Page and application data records
==================================================

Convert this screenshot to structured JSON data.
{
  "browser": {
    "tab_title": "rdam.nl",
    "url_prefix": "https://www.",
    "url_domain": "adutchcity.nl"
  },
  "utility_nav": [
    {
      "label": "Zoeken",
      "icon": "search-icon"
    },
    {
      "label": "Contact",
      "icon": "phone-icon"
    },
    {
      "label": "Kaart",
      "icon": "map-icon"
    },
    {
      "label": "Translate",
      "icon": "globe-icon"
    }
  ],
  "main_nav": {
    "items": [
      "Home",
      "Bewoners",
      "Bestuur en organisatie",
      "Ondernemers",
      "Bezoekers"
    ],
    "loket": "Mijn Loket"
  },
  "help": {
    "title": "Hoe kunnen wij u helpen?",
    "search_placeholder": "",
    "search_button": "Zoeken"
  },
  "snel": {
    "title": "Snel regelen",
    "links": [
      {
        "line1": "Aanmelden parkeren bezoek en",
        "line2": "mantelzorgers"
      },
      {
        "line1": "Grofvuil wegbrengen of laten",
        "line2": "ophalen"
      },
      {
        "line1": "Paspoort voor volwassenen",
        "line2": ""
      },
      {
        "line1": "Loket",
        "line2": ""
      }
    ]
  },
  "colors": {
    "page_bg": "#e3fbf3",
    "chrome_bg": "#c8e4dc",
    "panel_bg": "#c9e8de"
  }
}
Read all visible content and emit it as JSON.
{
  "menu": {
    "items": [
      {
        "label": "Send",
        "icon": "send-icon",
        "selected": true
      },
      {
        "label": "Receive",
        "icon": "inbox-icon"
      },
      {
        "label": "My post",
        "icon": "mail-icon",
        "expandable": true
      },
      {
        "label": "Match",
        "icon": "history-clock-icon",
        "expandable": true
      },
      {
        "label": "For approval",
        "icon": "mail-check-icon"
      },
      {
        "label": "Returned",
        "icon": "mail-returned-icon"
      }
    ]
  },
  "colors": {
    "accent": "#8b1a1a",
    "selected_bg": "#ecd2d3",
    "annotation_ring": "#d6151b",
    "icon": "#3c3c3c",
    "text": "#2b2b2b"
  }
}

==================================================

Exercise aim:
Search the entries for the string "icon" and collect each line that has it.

Result below:
      "icon": "search-icon"
      "icon": "phone-icon"
      "icon": "map-icon"
      "icon": "globe-icon"
        "icon": "send-icon",
        "icon": "inbox-icon"
        "icon": "mail-icon",
        "icon": "history-clock-icon",
        "icon": "mail-check-icon"
        "icon": "mail-returned-icon"
    "icon": "#3c3c3c",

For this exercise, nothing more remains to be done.